Dataset items:
- - -
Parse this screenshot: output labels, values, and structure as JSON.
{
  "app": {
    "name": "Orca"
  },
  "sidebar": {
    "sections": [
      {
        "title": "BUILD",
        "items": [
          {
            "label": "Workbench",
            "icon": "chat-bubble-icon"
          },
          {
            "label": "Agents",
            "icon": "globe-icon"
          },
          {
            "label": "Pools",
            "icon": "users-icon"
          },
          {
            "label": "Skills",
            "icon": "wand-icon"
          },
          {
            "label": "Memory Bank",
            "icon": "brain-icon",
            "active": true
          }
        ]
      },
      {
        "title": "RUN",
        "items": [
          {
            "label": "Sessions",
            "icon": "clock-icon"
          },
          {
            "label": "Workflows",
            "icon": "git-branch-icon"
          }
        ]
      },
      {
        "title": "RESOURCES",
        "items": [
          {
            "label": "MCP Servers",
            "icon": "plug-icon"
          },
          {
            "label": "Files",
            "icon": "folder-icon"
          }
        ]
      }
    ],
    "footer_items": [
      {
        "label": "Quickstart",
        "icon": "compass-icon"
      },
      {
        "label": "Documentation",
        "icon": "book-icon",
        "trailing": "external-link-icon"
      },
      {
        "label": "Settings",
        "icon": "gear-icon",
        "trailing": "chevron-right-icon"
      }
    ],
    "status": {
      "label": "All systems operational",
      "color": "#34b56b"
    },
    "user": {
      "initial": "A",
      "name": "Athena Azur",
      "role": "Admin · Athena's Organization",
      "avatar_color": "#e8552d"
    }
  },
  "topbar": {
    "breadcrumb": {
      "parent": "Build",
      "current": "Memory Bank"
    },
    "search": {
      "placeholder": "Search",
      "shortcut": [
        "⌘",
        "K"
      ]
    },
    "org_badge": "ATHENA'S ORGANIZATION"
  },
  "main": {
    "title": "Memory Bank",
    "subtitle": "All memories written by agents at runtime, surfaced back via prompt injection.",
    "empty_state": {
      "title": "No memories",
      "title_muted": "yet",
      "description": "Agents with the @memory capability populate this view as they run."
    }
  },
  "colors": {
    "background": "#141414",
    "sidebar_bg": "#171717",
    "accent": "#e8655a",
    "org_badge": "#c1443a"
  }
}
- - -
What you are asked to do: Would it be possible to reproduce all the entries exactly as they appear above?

Written answer:
Parse this screenshot: output labels, values, and structure as JSON.
{
  "app": {
    "name": "Orca"
  },
  "sidebar": {
    "sections": [
      {
        "title": "BUILD",
        "items": [
          {
            "label": "Workbench",
            "icon": "chat-bubble-icon"
          },
          {
            "label": "Agents",
            "icon": "globe-icon"
          },
          {
            "label": "Pools",
            "icon": "users-icon"
          },
          {
            "label": "Skills",
            "icon": "wand-icon"
          },
          {
            "label": "Memory Bank",
            "icon": "brain-icon",
            "active": true
          }
        ]
      },
      {
        "title": "RUN",
        "items": [
          {
            "label": "Sessions",
            "icon": "clock-icon"
          },
          {
            "label": "Workflows",
            "icon": "git-branch-icon"
          }
        ]
      },
      {
        "title": "RESOURCES",
        "items": [
          {
            "label": "MCP Servers",
            "icon": "plug-icon"
          },
          {
            "label": "Files",
            "icon": "folder-icon"
          }
        ]
      }
    ],
    "footer_items": [
      {
        "label": "Quickstart",
        "icon": "compass-icon"
      },
      {
        "label": "Documentation",
        "icon": "book-icon",
        "trailing": "external-link-icon"
      },
      {
        "label": "Settings",
        "icon": "gear-icon",
        "trailing": "chevron-right-icon"
      }
    ],
    "status": {
      "label": "All systems operational",
      "color": "#34b56b"
    },
    "user": {
      "initial": "A",
      "name": "Athena Azur",
      "role": "Admin · Athena's Organization",
      "avatar_color": "#e8552d"
    }
  },
  "topbar": {
    "breadcrumb": {
      "parent": "Build",
      "current": "Memory Bank"
    },
    "search": {
      "placeholder": "Search",
      "shortcut": [
        "⌘",
        "K"
      ]
    },
    "org_badge": "ATHENA'S ORGANIZATION"
  },
  "main": {
    "title": "Memory Bank",
    "subtitle": "All memories written by agents at runtime, surfaced back via prompt injection.",
    "empty_state": {
      "title": "No memories",
      "title_muted": "yet",
      "description": "Agents with the @memory capability populate this view as they run."
    }
  },
  "colors": {
    "background": "#141414",
    "sidebar_bg": "#171717",
    "accent": "#e8655a",
    "org_badge": "#c1443a"
  }
}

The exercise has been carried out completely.